==== Records supplied ====

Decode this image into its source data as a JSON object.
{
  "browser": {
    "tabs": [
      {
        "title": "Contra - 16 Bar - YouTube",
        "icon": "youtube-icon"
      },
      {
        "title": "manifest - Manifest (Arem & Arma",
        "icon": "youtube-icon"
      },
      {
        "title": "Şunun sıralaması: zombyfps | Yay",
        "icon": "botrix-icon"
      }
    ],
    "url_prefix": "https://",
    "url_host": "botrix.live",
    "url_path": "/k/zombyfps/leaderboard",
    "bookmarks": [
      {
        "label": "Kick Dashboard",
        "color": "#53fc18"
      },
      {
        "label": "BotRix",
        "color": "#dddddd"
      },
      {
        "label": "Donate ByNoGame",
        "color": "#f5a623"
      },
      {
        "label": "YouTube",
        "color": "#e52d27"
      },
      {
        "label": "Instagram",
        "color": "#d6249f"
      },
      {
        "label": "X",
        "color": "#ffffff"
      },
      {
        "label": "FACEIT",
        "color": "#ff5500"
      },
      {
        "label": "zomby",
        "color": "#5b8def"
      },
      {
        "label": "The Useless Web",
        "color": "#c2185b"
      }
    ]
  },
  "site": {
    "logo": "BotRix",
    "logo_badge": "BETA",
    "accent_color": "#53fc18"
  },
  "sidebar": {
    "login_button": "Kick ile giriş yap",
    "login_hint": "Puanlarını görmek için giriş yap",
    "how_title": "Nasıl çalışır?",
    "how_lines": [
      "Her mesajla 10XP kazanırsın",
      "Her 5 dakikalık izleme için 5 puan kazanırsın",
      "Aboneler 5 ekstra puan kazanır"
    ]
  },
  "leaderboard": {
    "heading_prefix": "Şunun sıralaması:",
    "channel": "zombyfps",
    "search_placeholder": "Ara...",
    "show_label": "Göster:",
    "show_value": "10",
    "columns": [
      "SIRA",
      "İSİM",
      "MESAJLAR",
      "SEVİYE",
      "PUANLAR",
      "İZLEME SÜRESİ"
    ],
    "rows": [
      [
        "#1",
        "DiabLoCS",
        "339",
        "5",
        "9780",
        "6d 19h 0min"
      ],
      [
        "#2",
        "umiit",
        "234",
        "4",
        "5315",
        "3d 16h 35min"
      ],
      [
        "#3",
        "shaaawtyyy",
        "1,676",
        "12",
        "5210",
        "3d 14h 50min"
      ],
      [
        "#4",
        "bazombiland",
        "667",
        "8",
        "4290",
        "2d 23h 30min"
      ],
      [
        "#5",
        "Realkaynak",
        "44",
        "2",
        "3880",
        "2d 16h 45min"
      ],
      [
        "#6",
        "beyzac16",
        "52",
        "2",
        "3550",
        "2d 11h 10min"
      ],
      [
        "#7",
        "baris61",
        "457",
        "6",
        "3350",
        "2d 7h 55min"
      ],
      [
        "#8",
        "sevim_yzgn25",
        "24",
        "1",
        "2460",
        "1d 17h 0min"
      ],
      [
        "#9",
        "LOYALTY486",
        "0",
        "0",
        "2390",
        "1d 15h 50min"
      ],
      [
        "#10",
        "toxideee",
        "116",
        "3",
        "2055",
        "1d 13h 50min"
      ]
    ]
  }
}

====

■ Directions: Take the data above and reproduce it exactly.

■ Solution for this task:
Decode this image into its source data as a JSON object.
{
  "browser": {
    "tabs": [
      {
        "title": "Contra - 16 Bar - YouTube",
        "icon": "youtube-icon"
      },
      {
        "title": "manifest - Manifest (Arem & Arma",
        "icon": "youtube-icon"
      },
      {
        "title": "Şunun sıralaması: zombyfps | Yay",
        "icon": "botrix-icon"
      }
    ],
    "url_prefix": "https://",
    "url_host": "botrix.live",
    "url_path": "/k/zombyfps/leaderboard",
    "bookmarks": [
      {
        "label": "Kick Dashboard",
        "color": "#53fc18"
      },
      {
        "label": "BotRix",
        "color": "#dddddd"
      },
      {
        "label": "Donate ByNoGame",
        "color": "#f5a623"
      },
      {
        "label": "YouTube",
        "color": "#e52d27"
      },
      {
        "label": "Instagram",
        "color": "#d6249f"
      },
      {
        "label": "X",
        "color": "#ffffff"
      },
      {
        "label": "FACEIT",
        "color": "#ff5500"
      },
      {
        "label": "zomby",
        "color": "#5b8def"
      },
      {
        "label": "The Useless Web",
        "color": "#c2185b"
      }
    ]
  },
  "site": {
    "logo": "BotRix",
    "logo_badge": "BETA",
    "accent_color": "#53fc18"
  },
  "sidebar": {
    "login_button": "Kick ile giriş yap",
    "login_hint": "Puanlarını görmek için giriş yap",
    "how_title": "Nasıl çalışır?",
    "how_lines": [
      "Her mesajla 10XP kazanırsın",
      "Her 5 dakikalık izleme için 5 puan kazanırsın",
      "Aboneler 5 ekstra puan kazanır"
    ]
  },
  "leaderboard": {
    "heading_prefix": "Şunun sıralaması:",
    "channel": "zombyfps",
    "search_placeholder": "Ara...",
    "show_label": "Göster:",
    "show_value": "10",
    "columns": [
      "SIRA",
      "İSİM",
      "MESAJLAR",
      "SEVİYE",
      "PUANLAR",
      "İZLEME SÜRESİ"
    ],
    "rows": [
      [
        "#1",
        "DiabLoCS",
        "339",
        "5",
        "9780",
        "6d 19h 0min"
      ],
      [
        "#2",
        "umiit",
        "234",
        "4",
        "5315",
        "3d 16h 35min"
      ],
      [
        "#3",
        "shaaawtyyy",
        "1,676",
        "12",
        "5210",
        "3d 14h 50min"
      ],
      [
        "#4",
        "bazombiland",
        "667",
        "8",
        "4290",
        "2d 23h 30min"
      ],
      [
        "#5",
        "Realkaynak",
        "44",
        "2",
        "3880",
        "2d 16h 45min"
      ],
      [
        "#6",
        "beyzac16",
        "52",
        "2",
        "3550",
        "2d 11h 10min"
      ],
      [
        "#7",
        "baris61",
        "457",
        "6",
        "3350",
        "2d 7h 55min"
      ],
      [
        "#8",
        "sevim_yzgn25",
        "24",
        "1",
        "2460",
        "1d 17h 0min"
      ],
      [
        "#9",
        "LOYALTY486",
        "0",
        "0",
        "2390",
        "1d 15h 50min"
      ],
      [
        "#10",
        "toxideee",
        "116",
        "3",
        "2055",
        "1d 13h 50min"
      ]
    ]
  }
}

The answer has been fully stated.